Start of Block

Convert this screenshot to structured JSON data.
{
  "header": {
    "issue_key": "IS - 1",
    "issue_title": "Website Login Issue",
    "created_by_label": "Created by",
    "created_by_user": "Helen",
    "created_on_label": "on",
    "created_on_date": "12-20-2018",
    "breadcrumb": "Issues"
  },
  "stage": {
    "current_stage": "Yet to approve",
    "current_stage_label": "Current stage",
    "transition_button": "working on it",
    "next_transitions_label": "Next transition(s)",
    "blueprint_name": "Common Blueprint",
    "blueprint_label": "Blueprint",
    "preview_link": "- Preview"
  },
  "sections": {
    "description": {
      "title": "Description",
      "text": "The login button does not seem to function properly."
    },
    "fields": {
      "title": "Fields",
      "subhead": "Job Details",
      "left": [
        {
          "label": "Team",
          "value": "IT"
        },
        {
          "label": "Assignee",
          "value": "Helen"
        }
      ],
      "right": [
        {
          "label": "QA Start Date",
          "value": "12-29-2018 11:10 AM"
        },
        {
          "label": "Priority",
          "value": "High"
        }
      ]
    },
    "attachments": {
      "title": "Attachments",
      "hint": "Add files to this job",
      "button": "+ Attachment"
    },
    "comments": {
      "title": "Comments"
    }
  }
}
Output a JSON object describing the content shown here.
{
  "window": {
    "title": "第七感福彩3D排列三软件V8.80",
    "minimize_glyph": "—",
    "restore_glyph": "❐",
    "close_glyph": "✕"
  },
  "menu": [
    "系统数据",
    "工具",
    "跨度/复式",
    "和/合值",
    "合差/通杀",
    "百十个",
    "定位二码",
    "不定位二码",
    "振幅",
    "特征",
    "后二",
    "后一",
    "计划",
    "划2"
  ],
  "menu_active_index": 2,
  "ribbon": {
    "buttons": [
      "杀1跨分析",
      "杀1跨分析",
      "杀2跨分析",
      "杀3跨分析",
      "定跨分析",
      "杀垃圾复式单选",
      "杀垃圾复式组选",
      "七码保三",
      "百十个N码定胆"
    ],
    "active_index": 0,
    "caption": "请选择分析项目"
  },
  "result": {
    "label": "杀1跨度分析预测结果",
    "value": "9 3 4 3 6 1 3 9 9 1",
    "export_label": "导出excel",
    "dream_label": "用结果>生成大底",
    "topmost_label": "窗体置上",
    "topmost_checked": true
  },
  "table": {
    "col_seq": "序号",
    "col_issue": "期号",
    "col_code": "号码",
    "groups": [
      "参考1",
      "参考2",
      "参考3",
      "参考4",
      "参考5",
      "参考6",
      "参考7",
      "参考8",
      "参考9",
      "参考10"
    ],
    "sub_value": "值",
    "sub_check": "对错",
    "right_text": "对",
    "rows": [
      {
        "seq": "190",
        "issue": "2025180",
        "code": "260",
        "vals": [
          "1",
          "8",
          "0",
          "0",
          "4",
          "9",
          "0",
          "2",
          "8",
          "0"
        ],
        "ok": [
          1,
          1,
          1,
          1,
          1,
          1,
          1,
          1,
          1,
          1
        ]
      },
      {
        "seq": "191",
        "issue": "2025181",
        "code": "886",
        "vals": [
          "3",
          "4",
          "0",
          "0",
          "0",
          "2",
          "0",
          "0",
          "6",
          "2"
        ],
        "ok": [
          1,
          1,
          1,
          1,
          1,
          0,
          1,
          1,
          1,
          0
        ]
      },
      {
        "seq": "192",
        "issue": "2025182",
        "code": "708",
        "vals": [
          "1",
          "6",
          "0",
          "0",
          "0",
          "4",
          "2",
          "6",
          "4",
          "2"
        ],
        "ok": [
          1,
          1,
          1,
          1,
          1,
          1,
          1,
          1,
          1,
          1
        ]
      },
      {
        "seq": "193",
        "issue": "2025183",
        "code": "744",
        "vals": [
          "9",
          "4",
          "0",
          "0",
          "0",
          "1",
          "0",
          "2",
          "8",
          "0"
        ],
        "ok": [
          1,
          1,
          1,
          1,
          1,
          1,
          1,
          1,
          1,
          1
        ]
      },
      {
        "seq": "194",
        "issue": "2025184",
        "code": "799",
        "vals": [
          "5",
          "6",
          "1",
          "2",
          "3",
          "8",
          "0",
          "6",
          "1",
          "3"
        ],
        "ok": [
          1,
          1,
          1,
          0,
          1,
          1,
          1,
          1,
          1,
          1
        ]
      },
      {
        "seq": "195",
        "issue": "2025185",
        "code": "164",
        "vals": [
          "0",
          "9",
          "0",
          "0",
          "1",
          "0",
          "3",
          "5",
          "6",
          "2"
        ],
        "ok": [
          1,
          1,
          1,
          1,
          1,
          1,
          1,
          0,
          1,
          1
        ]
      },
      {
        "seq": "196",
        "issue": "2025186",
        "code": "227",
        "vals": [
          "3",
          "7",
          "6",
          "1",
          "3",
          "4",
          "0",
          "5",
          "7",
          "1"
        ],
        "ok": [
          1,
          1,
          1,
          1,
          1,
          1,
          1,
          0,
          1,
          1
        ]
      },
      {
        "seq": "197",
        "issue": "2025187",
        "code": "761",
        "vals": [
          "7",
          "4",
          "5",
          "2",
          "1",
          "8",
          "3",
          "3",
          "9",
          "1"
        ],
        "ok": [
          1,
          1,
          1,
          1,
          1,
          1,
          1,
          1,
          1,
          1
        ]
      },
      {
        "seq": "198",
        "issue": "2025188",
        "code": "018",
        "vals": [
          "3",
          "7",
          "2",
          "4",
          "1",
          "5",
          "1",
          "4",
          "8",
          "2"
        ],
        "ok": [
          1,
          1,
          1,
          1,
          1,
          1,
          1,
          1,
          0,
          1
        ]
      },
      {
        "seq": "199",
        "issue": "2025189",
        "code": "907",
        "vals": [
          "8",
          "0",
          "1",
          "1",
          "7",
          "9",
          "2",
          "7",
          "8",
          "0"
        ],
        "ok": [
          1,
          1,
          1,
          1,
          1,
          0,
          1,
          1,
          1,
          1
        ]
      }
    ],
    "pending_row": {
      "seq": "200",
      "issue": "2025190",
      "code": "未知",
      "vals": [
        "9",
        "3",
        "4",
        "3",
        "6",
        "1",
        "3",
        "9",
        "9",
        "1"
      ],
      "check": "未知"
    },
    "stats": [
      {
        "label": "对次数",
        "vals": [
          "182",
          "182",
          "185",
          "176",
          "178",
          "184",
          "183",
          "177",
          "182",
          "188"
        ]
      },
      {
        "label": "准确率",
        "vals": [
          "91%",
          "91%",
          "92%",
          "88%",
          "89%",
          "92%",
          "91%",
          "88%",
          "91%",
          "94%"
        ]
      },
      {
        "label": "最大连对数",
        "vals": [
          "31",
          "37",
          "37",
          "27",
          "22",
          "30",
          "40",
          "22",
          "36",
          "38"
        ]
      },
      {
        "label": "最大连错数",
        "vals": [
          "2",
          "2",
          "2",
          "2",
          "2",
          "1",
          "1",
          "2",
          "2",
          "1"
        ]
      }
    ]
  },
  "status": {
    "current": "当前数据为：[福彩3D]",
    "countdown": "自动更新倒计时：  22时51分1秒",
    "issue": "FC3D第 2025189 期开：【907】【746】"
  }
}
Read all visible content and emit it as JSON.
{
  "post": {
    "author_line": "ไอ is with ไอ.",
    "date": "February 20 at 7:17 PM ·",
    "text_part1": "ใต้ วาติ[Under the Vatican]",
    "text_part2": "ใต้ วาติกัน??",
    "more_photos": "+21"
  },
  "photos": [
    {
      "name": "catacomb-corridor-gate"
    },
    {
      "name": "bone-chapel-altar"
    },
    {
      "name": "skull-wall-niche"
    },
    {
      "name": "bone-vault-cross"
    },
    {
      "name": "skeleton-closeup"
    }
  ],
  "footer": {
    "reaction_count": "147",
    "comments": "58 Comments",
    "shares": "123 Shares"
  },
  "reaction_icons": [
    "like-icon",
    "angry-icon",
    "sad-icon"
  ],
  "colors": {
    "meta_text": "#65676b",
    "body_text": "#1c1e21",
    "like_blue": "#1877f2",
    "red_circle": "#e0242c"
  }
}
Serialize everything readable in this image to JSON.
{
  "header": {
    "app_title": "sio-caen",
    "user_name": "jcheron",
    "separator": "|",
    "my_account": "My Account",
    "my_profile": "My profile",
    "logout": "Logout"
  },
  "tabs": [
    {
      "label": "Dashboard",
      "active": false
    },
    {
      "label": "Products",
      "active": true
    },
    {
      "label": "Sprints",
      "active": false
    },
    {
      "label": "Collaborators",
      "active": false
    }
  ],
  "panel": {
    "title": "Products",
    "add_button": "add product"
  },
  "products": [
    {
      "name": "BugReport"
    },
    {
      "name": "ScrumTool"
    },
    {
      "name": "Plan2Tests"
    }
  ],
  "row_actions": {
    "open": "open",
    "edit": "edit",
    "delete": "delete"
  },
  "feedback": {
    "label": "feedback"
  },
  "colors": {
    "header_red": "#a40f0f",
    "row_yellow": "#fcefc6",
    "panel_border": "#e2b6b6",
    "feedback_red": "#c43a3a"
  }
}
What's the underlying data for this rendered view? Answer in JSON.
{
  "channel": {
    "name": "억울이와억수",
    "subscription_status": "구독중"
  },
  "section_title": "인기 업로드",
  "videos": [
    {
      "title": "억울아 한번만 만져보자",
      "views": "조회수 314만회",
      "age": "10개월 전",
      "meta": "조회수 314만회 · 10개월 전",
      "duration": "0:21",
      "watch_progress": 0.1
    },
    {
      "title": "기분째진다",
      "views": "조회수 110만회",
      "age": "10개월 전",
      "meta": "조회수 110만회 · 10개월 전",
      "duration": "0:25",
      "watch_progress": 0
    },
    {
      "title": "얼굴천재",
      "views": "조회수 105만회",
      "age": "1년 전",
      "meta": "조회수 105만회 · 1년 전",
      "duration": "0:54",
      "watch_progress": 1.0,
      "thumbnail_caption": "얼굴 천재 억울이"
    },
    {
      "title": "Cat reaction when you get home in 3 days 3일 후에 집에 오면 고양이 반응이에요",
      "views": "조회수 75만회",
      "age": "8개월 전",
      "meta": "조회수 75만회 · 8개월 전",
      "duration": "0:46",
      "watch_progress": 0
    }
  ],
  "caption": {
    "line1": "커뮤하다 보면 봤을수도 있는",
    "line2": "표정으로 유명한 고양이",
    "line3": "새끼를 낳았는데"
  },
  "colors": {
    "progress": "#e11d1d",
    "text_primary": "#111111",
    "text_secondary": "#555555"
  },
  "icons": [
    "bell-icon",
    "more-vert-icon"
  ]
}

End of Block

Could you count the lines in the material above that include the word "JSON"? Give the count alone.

5